§ Exercise prompt
If a line in the records below contains the word "JSON", return that line.

§ Source material
:::

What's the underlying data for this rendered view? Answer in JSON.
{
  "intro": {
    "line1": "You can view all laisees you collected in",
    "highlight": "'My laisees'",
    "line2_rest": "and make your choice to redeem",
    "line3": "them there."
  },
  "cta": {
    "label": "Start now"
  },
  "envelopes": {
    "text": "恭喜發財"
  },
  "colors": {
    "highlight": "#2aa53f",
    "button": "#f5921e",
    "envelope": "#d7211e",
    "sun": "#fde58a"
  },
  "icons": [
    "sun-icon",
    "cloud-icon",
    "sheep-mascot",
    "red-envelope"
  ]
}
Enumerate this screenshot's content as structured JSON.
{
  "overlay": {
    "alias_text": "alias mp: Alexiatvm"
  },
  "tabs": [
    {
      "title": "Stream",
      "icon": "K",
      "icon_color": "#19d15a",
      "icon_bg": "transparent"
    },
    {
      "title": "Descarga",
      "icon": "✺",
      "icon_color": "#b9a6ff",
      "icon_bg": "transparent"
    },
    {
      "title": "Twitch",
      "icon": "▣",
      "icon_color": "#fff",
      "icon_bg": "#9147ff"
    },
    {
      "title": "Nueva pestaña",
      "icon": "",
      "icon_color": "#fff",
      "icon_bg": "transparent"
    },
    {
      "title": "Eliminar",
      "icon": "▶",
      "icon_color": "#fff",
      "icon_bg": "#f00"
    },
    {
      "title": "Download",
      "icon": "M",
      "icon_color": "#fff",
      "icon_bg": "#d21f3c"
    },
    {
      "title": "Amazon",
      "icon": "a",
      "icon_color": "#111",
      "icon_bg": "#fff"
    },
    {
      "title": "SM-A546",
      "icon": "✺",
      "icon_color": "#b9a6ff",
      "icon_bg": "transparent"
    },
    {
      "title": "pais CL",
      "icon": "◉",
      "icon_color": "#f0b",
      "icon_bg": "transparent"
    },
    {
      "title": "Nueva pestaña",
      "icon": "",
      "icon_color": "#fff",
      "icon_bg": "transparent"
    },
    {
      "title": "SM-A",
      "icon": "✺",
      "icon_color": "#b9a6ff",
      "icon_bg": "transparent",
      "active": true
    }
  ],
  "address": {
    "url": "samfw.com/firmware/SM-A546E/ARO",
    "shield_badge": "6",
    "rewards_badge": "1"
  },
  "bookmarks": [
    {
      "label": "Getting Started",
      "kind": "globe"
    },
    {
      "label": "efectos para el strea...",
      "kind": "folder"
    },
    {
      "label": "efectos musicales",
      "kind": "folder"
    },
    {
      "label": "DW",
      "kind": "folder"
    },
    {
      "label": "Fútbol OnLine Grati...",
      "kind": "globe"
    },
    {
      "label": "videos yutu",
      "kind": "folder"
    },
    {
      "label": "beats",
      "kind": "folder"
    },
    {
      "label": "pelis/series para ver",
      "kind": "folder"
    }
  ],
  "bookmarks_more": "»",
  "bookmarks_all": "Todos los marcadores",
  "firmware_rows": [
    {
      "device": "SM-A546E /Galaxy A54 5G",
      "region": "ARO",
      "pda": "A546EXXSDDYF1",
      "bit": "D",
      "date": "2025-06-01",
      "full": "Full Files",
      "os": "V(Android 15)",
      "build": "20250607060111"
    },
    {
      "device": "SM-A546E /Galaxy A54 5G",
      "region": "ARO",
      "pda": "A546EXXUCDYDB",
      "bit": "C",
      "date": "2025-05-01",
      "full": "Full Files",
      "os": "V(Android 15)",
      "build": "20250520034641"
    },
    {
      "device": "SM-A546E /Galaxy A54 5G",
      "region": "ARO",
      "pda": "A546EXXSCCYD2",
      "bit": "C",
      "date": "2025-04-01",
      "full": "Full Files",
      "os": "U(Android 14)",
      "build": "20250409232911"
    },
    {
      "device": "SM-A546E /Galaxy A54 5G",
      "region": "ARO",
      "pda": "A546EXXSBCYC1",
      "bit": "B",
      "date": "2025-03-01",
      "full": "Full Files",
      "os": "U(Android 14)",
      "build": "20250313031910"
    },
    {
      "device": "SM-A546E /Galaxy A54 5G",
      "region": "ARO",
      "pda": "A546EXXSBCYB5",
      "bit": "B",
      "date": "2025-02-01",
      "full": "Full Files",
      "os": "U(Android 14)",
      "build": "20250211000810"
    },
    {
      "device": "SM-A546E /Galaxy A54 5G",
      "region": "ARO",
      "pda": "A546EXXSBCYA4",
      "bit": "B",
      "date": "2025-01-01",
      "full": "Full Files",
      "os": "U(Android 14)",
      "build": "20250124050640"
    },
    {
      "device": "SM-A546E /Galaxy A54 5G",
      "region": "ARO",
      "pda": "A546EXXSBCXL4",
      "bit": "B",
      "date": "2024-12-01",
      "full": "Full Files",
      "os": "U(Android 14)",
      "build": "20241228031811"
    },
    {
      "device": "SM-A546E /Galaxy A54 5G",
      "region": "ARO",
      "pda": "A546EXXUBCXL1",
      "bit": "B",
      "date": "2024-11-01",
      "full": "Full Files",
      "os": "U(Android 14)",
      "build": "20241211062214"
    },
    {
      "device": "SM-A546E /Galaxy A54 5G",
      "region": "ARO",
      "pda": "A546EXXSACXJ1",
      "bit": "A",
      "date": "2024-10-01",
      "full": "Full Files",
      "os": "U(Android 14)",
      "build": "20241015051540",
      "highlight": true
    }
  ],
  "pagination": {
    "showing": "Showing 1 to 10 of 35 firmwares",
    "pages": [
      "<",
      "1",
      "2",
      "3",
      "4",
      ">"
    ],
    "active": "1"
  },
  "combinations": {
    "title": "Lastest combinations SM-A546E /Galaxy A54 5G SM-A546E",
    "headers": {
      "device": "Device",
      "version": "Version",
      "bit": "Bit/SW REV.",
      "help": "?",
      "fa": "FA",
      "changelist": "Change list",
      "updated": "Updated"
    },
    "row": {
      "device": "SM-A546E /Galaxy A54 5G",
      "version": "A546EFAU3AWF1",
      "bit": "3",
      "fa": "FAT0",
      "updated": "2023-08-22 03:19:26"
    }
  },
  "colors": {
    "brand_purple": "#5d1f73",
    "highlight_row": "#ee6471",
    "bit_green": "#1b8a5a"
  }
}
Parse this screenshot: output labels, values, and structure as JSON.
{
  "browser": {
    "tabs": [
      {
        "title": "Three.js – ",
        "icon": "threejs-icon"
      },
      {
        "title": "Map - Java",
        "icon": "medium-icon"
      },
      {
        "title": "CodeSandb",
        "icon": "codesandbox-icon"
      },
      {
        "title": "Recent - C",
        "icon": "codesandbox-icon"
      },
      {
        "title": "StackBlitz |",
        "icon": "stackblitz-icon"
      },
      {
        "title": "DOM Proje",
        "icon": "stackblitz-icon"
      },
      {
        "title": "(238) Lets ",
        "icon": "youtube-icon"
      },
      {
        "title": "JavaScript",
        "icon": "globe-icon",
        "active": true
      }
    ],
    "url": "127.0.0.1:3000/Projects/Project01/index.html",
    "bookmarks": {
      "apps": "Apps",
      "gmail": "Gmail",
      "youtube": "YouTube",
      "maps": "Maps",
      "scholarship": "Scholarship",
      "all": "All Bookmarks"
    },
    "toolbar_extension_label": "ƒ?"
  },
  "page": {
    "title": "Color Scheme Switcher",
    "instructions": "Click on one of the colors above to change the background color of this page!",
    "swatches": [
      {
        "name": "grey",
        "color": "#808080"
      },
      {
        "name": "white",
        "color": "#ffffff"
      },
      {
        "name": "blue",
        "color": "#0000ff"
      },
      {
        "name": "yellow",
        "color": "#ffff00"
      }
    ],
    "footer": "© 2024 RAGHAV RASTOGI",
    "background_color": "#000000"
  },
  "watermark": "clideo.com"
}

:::

§ Solution to the exercise
What's the underlying data for this rendered view? Answer in JSON.
Enumerate this screenshot's content as structured JSON.
Parse this screenshot: output labels, values, and structure as JSON.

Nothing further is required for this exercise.